0  [1, 2, 3]
1       None
2     [1, 2]
3         []
4        [4]

Benchmarking code

Here is the code

import os
import time

import numpy as np
import pandas as pd
from pyarrow.compat import guid
import pyarrow as pa
import pyarrow.parquet as pq
import fastparquet as fp

def generate_floats(n, pct_null, repeats=1):
    nunique = int(n / repeats)
    unique_values = np.random.randn(nunique)

    num_nulls = int(nunique * pct_null)
    null_indices = np.random.choice(nunique, size=num_nulls, replace=False)
    unique_values[null_indices] = np.nan

    return unique_values.repeat(repeats)

    'float64': generate_floats

def generate_data(total_size, ncols, pct_null=0.1, repeats=1, dtype='float64'):
    type_ = np.dtype('float64')
    nrows = total_size / ncols / np.dtype(type_).itemsize

    datagen_func = DATA_GENERATORS[dtype]

    data = {
        'c' + str(i): datagen_func(nrows, pct_null, repeats)
        for i in range(ncols)
    return pd.DataFrame(data)

def write_to_parquet(df, out_path, compression='SNAPPY'):
    arrow_table = pa.Table.from_pandas(df)
    if compression == 'UNCOMPRESSED':
        compression = None
    pq.write_table(arrow_table, out_path, use_dictionary=False,

def read_fastparquet(path):
    return fp.ParquetFile(path).to_pandas()

def read_pyarrow(path, nthreads=1):
    return pq.read_table(path, nthreads=nthreads).to_pandas()

MEGABYTE = 1 << 20
NCOLS = 16

cases = {
    'high_entropy': {
        'pct_null': 0.1,
        'repeats': 1
    'low_entropy': {
        'pct_null': 0.1,
        'repeats': 1000

def get_timing(f, path, niter):
    start = time.clock_gettime(time.CLOCK_MONOTONIC)
    for i in range(niter):
    elapsed = time.clock_gettime(time.CLOCK_MONOTONIC) - start
    return elapsed


results = []

readers = [
    ('fastparquet', lambda path: read_fastparquet(path)),
    ('pyarrow', lambda path: read_pyarrow(path)),

case_files = {}

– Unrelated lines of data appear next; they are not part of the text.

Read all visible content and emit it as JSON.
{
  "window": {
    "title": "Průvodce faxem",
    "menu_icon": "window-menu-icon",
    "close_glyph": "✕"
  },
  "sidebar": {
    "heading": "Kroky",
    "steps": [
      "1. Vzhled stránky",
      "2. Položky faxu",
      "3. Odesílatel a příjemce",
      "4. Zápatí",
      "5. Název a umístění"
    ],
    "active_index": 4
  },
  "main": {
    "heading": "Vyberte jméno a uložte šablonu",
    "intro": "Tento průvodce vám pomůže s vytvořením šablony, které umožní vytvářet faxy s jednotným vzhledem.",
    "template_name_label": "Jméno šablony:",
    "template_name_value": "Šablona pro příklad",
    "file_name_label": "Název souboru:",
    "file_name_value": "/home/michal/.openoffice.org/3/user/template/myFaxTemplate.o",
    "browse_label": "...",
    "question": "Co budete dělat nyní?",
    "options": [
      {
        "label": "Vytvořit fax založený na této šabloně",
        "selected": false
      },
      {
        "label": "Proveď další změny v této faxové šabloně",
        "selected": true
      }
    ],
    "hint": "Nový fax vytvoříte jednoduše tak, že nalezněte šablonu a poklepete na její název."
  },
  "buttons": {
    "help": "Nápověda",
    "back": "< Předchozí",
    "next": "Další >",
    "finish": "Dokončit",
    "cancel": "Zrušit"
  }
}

for case, params in cases.items():
    for compression in ['UNCOMPRESSED', 'SNAPPY', 'GZIP']:
        path = '{0}_{1}.parquet'.format(case, compression)
        df = generate_data(DATA_SIZE, NCOLS, **params)
        write_to_parquet(df, path, compression=compression)
        df = None
        case_files[case, compression] = path

for case, params in cases.items():
    for compression in ['UNCOMPRESSED', 'SNAPPY', 'GZIP']:
        path = case_files[case, compression]

        # prime the file cache

        for reader_name, f in readers:
            elapsed = get_timing(f, path, NITER) / NITER
            result = case, compression, reader_name, elapsed